But last week when arriving at the Duncan Pavilion we could see where a digger had been at work. Sand and native sand binding plants had all been cleared away. The Coast Care sign, promoting the planting of the native sand binders spinifex and pingao, now stands alone in a bare patch of sand.

We wonder, did the digger driver read the sign before removing the recommended plants for stabilising the dunes?

No longer can Coast Care folks continue educational talks to new groups of volunteers by stepping outside the pavilion to show these groups the wonderful native sand binding plants.

This is not a one-off incident. Regularly sand cleared off the lower carparks is dumped onto native pingao plants growing at the northern end of the carpark. The first time we complained (loudly), took along photos to the manager of the local contractor, but after a while realised it was a futile exercise.

All those who have been promoting Castlecliff as a great beach to visit for a swim, to watch the sunset or just enjoy a walk on the beach have the insult of sand, dead plant material and bits of rubbish that had accumulated around the Duncan Pavilion now just piled at the south end of the lower carpark.
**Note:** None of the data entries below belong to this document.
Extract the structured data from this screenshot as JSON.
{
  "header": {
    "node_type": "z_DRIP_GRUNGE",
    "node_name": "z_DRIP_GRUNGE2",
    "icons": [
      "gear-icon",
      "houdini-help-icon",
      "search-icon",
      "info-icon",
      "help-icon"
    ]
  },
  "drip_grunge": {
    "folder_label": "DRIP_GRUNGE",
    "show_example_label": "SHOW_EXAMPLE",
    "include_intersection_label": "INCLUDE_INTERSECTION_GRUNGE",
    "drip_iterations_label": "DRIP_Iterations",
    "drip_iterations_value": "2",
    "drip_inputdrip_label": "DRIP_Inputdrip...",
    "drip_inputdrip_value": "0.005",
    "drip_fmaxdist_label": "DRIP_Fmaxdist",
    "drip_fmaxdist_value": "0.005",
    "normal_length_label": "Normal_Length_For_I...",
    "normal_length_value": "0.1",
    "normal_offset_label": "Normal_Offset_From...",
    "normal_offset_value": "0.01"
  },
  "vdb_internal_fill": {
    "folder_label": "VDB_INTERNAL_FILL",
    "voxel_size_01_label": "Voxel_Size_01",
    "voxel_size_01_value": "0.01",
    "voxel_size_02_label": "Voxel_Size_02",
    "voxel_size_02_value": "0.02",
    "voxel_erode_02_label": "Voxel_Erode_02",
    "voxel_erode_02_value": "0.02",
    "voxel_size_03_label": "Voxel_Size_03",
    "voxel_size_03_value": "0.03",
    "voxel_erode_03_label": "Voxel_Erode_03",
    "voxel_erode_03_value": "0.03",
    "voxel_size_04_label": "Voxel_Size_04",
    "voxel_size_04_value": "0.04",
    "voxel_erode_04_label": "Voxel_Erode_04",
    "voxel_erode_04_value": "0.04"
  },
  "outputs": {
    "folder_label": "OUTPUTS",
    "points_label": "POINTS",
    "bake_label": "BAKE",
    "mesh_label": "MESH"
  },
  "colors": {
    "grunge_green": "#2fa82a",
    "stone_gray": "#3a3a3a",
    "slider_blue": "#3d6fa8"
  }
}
Just imagine if the same contractors dug an extension to Virginia Lake and then left the dirt and silt sitting in that carpark? What an outcry there would be throughout Whanganui.

Seaweek, held recently, is a national event that is well supported here in Whanganui. Staff and volunteers from the museum, Sarjeant Gallery, DoC, Horizons, Castlecliff Coast Care and Earlham College provide educational sessions for school children. Other people participate in beach clean-ups organised by several groups. Also a family beach sculpture afternoon is organised by Progress Castlecliff's Coast Care group.


Thanks to all those who care enough about our coastal environment to get involved, especially those providing educational opportunities for our young ones, for that may bring the attitudinal changes required.

- Graham and Lyn Pearson are Sustainable Whanganui Trustees and active in Castlecliff Coast Care.